We realize that ski tourism is an important part of Colorado’s economy, but guess what? So are truckers. How do you think all that ski gear you sell gets there? Or the food those tourists buy in the restaurants? We’ll give you a hint: Those things didn’t come by sled dog.

Here’s a batch of ROSES for the Occupational Safety And Health Administration for ordering Memphis-based United Auto Delivery and Recovery to give William Beecher his job back and pay him $100,000. Beecher was fired after complaining about mechanical problems on his company truck.

Beecher reported the problems to his supervisor in February of 2009, and the supervisor agreed that he should leave work and come back when the truck was fixed.
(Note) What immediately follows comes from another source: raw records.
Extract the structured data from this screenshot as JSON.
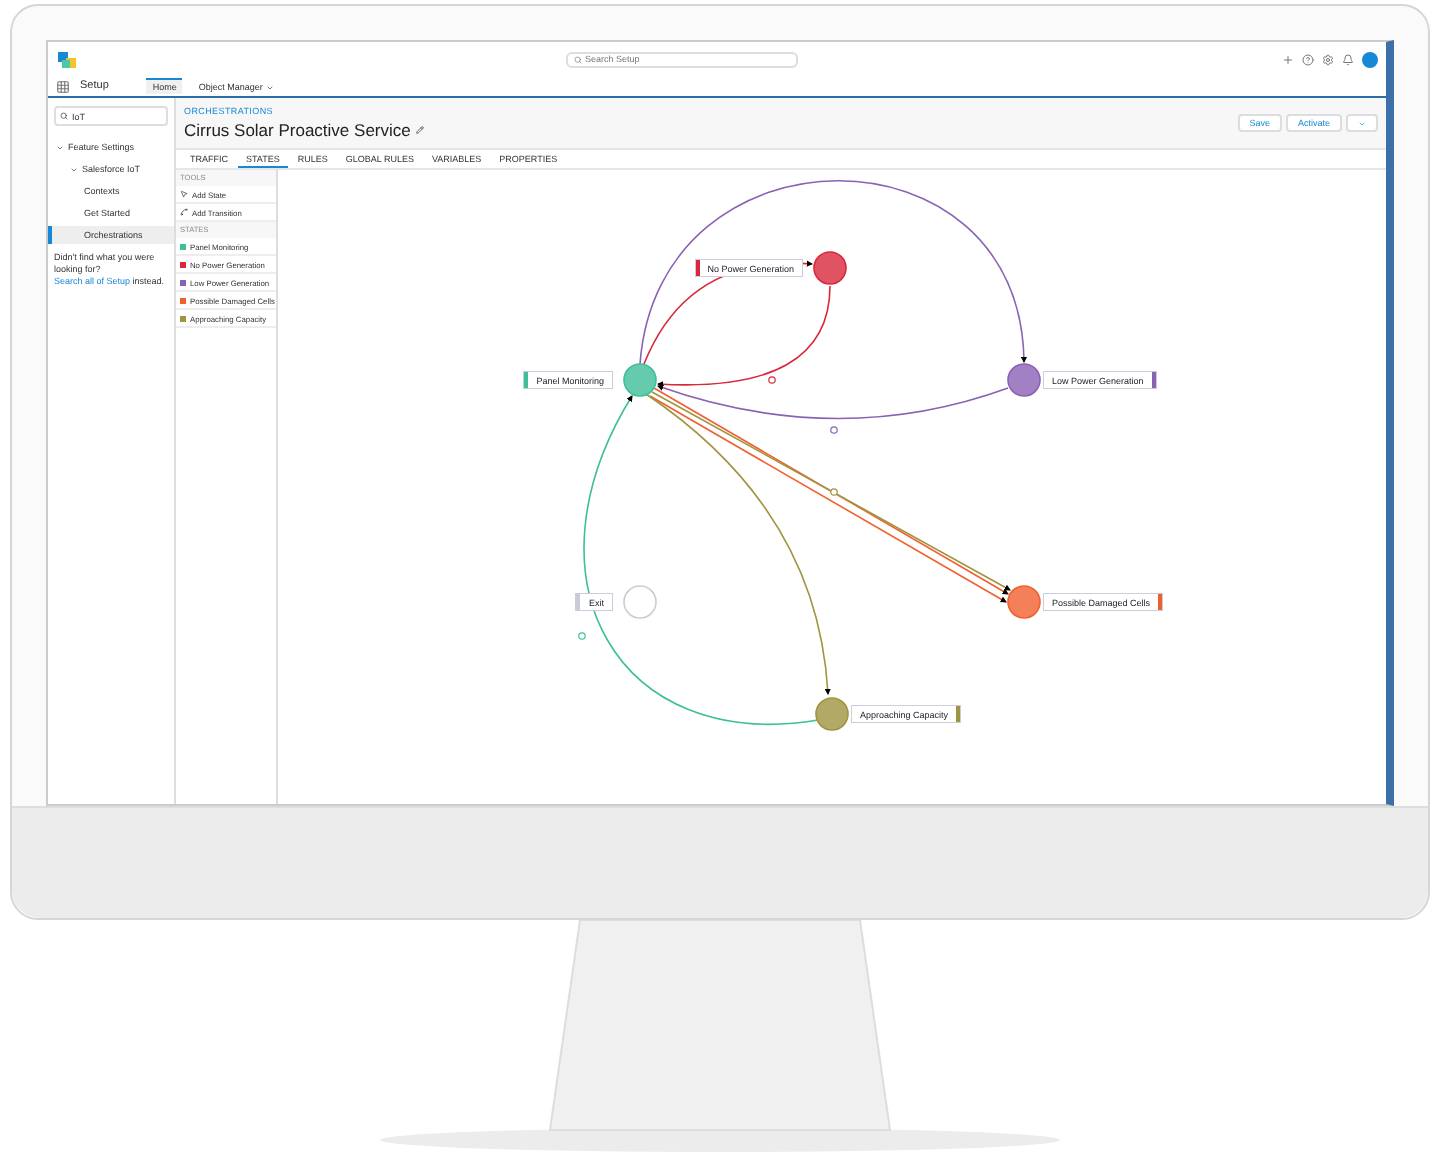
{
  "header": {
    "app_name": "Setup",
    "search": {
      "placeholder": "Search Setup"
    },
    "nav_tabs": [
      {
        "label": "Home",
        "selected": true
      },
      {
        "label": "Object Manager",
        "selected": false
      }
    ]
  },
  "sidebar": {
    "search": {
      "value": "IoT"
    },
    "tree": [
      {
        "label": "Feature Settings",
        "expanded": true,
        "children": [
          {
            "label": "Salesforce IoT",
            "expanded": true,
            "children": [
              {
                "label": "Contexts",
                "selected": false
              },
              {
                "label": "Get Started",
                "selected": false
              },
              {
                "label": "Orchestrations",
                "selected": true
              }
            ]
          }
        ]
      }
    ],
    "help_text": "Didn't find what you were looking for?",
    "help_link": "Search all of Setup",
    "help_suffix": "instead."
  },
  "page": {
    "breadcrumb": "ORCHESTRATIONS",
    "title": "Cirrus Solar Proactive Service",
    "buttons": [
      "Save",
      "Activate"
    ],
    "tabs": [
      {
        "label": "TRAFFIC",
        "selected": false
      },
      {
        "label": "STATES",
        "selected": true
      },
      {
        "label": "RULES",
        "selected": false
      },
      {
        "label": "GLOBAL RULES",
        "selected": false
      },
      {
        "label": "VARIABLES",
        "selected": false
      },
      {
        "label": "PROPERTIES",
        "selected": false
      }
    ]
  },
  "tools": {
    "heading": "TOOLS",
    "items": [
      {
        "label": "Add State",
        "kind": "state"
      },
      {
        "label": "Add Transition",
        "kind": "transition"
      }
    ]
  },
  "states": {
    "heading": "STATES",
    "items": [
      {
        "name": "Panel Monitoring",
        "color": "#3dbf98"
      },
      {
        "name": "No Power Generation",
        "color": "#d8283c"
      },
      {
        "name": "Low Power Generation",
        "color": "#8a62b5"
      },
      {
        "name": "Possible Damaged Cells",
        "color": "#f0602e"
      },
      {
        "name": "Approaching Capacity",
        "color": "#a09440"
      }
    ]
  },
  "diagram": {
    "nodes": [
      {
        "label": "Panel Monitoring",
        "kind": "state",
        "color": "#3dbf98"
      },
      {
        "label": "No Power Generation",
        "kind": "state",
        "color": "#d8283c"
      },
      {
        "label": "Low Power Generation",
        "kind": "state",
        "color": "#8a62b5"
      },
      {
        "label": "Possible Damaged Cells",
        "kind": "state",
        "color": "#f0602e"
      },
      {
        "label": "Approaching Capacity",
        "kind": "state",
        "color": "#a09440"
      },
      {
        "label": "Exit",
        "kind": "exit",
        "color": "#c8ccd4"
      }
    ]
  }
}
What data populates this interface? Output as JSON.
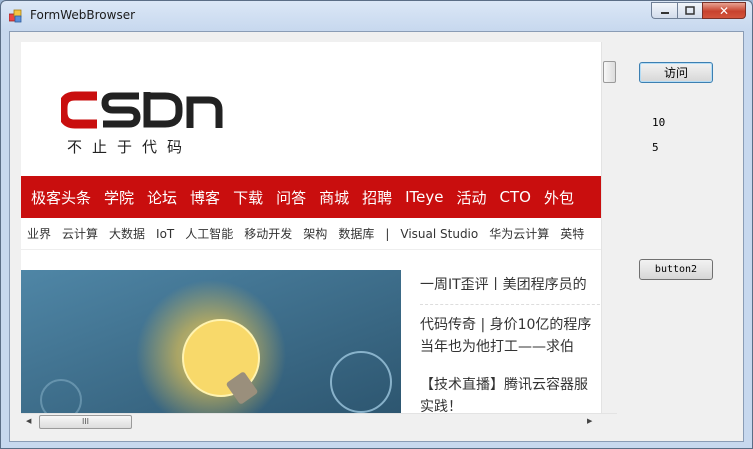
{
  "window": {
    "title": "FormWebBrowser",
    "close_glyph": "✕"
  },
  "colors": {
    "csdn_red": "#c90e0e",
    "window_frame": "#c7d8ee"
  },
  "page": {
    "slogan": "不止于代码",
    "nav": [
      "极客头条",
      "学院",
      "论坛",
      "博客",
      "下载",
      "问答",
      "商城",
      "招聘",
      "ITeye",
      "活动",
      "CTO",
      "外包"
    ],
    "subnav": [
      "业界",
      "云计算",
      "大数据",
      "IoT",
      "人工智能",
      "移动开发",
      "架构",
      "数据库",
      "|",
      "Visual Studio",
      "华为云计算",
      "英特"
    ],
    "headlines": [
      "一周IT歪评丨美团程序员的",
      "代码传奇 | 身价10亿的程序\n当年也为他打工——求伯",
      "【技术直播】腾讯云容器服\n实践！"
    ]
  },
  "scrollbar": {
    "grip": "III"
  },
  "controls": {
    "visit_button": "访问",
    "label1": "10",
    "label2": "5",
    "button2": "button2"
  }
}
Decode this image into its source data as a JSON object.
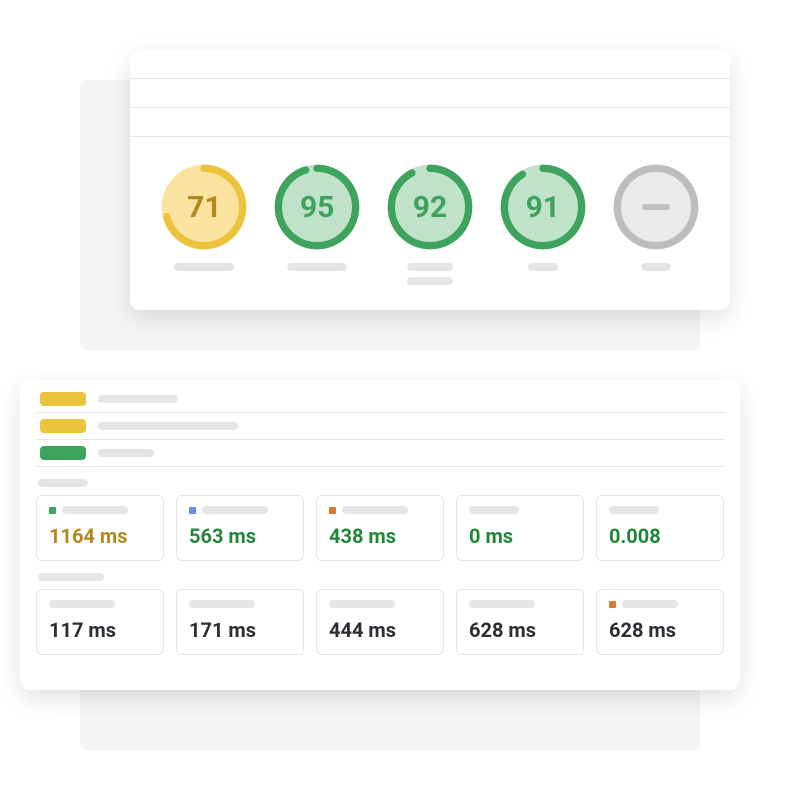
{
  "gauges": [
    {
      "value": "71",
      "pct": 71,
      "style": "yellow"
    },
    {
      "value": "95",
      "pct": 95,
      "style": "green"
    },
    {
      "value": "92",
      "pct": 92,
      "style": "green"
    },
    {
      "value": "91",
      "pct": 91,
      "style": "green"
    },
    {
      "value": "—",
      "pct": 0,
      "style": "grey"
    }
  ],
  "status_rows": [
    {
      "color": "yellow",
      "bar_w": "w80"
    },
    {
      "color": "yellow",
      "bar_w": "w140"
    },
    {
      "color": "green",
      "bar_w": "w56"
    }
  ],
  "metrics_top": [
    {
      "dot": "green",
      "value": "1164 ms",
      "color": "yellow"
    },
    {
      "dot": "blue",
      "value": "563 ms",
      "color": "green"
    },
    {
      "dot": "orange",
      "value": "438 ms",
      "color": "green"
    },
    {
      "dot": "none",
      "value": "0 ms",
      "color": "green"
    },
    {
      "dot": "none",
      "value": "0.008",
      "color": "green"
    }
  ],
  "metrics_bottom": [
    {
      "dot": "none",
      "value": "117 ms",
      "color": "dark"
    },
    {
      "dot": "none",
      "value": "171 ms",
      "color": "dark"
    },
    {
      "dot": "none",
      "value": "444 ms",
      "color": "dark"
    },
    {
      "dot": "none",
      "value": "628 ms",
      "color": "dark"
    },
    {
      "dot": "orange",
      "value": "628 ms",
      "color": "dark"
    }
  ]
}
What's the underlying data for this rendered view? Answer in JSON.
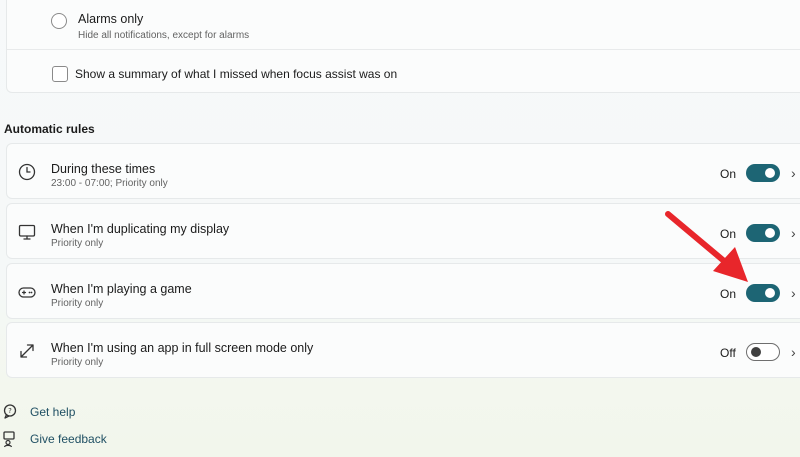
{
  "focus_options": {
    "alarms_only": {
      "title": "Alarms only",
      "subtitle": "Hide all notifications, except for alarms",
      "selected": false
    },
    "summary_checkbox": {
      "label": "Show a summary of what I missed when focus assist was on",
      "checked": false
    }
  },
  "automatic_rules": {
    "heading": "Automatic rules",
    "rules": [
      {
        "icon": "clock-icon",
        "title": "During these times",
        "subtitle": "23:00 - 07:00; Priority only",
        "state_label": "On",
        "enabled": true
      },
      {
        "icon": "monitor-icon",
        "title": "When I'm duplicating my display",
        "subtitle": "Priority only",
        "state_label": "On",
        "enabled": true
      },
      {
        "icon": "gamepad-icon",
        "title": "When I'm playing a game",
        "subtitle": "Priority only",
        "state_label": "On",
        "enabled": true
      },
      {
        "icon": "fullscreen-expand-icon",
        "title": "When I'm using an app in full screen mode only",
        "subtitle": "Priority only",
        "state_label": "Off",
        "enabled": false
      }
    ]
  },
  "footer": {
    "get_help": "Get help",
    "give_feedback": "Give feedback"
  },
  "colors": {
    "accent": "#1d6574",
    "annotation_arrow": "#e8262b",
    "link": "#1f4f63"
  }
}
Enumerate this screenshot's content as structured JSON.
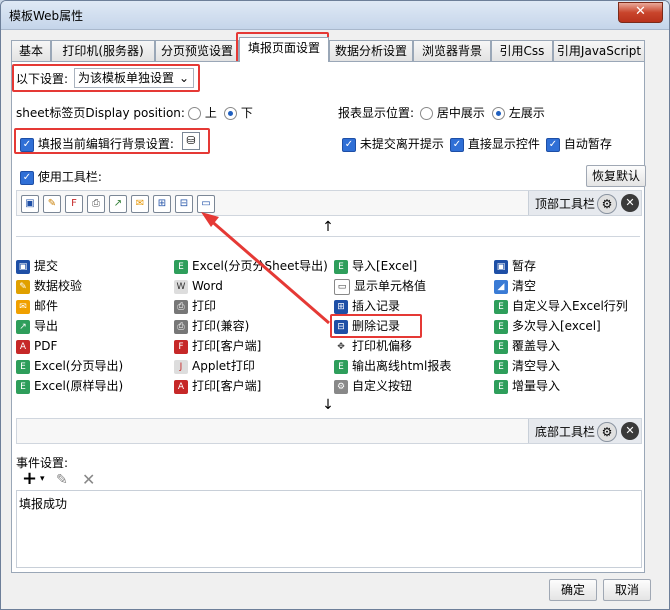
{
  "window": {
    "title": "模板Web属性",
    "close_label": "✕"
  },
  "tabs": [
    {
      "label": "基本"
    },
    {
      "label": "打印机(服务器)"
    },
    {
      "label": "分页预览设置"
    },
    {
      "label": "填报页面设置"
    },
    {
      "label": "数据分析设置"
    },
    {
      "label": "浏览器背景"
    },
    {
      "label": "引用Css"
    },
    {
      "label": "引用JavaScript"
    }
  ],
  "settings": {
    "scope_label": "以下设置:",
    "scope_value": "为该模板单独设置",
    "sheet_tab_label": "sheet标签页Display position:",
    "sheet_tab_options": [
      "上",
      "下"
    ],
    "report_pos_label": "报表显示位置:",
    "report_pos_options": [
      "居中展示",
      "左展示"
    ],
    "bg_label": "填报当前编辑行背景设置:",
    "unsubmitted_label": "未提交离开提示",
    "direct_controls_label": "直接显示控件",
    "autosave_label": "自动暂存",
    "use_toolbar_label": "使用工具栏:",
    "restore_label": "恢复默认"
  },
  "toolbar": {
    "top_label": "顶部工具栏",
    "bottom_label": "底部工具栏",
    "icons": [
      "save-icon",
      "edit-icon",
      "excel-icon",
      "print-icon",
      "export-icon",
      "email-icon",
      "insert-row-icon",
      "delete-row-icon",
      "window-icon"
    ]
  },
  "items": [
    [
      "提交",
      "Excel(分页分Sheet导出)",
      "导入[Excel]",
      "暂存"
    ],
    [
      "数据校验",
      "Word",
      "显示单元格值",
      "清空"
    ],
    [
      "邮件",
      "打印",
      "插入记录",
      "自定义导入Excel行列"
    ],
    [
      "导出",
      "打印(兼容)",
      "删除记录",
      "多次导入[excel]"
    ],
    [
      "PDF",
      "打印[客户端]",
      "打印机偏移",
      "覆盖导入"
    ],
    [
      "Excel(分页导出)",
      "Applet打印",
      "输出离线html报表",
      "清空导入"
    ],
    [
      "Excel(原样导出)",
      "打印[客户端]",
      "自定义按钮",
      "增量导入"
    ]
  ],
  "events": {
    "label": "事件设置:",
    "add_label": "+",
    "entries": [
      "填报成功"
    ]
  },
  "footer": {
    "ok_label": "确定",
    "cancel_label": "取消"
  }
}
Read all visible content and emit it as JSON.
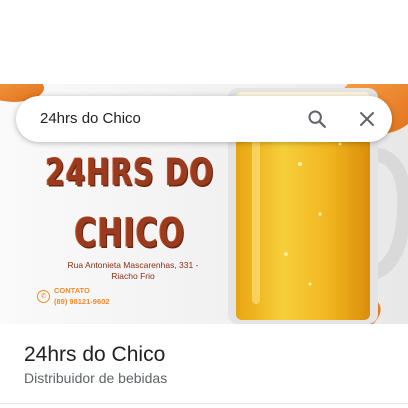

Instead, he was fired the next day.

Good thing OSHA went to bat for this guy. No trucker should have to work in an unsafe truck nor be worried about reporting it.

We have to give out some major RAZZBERRIES  to the White House and the U.S. Department of Transportation for their plan to reinstate a cross-border trucking program with Mexico.

The biggest problem is the long-term effects of the plan.

Mexican motor carriers will get permanent authority after 18 months. That means even if the program ends, they get to keep operating here. The plan is for Mexican carriers in the first pilot program to get credit for the time they operated here in the states. As it stands, that means some of them could get their permanent authority in no time at all.

This is sounding a lot less like a test pilot program – and just a thinly veiled attempt at a permanent program. LL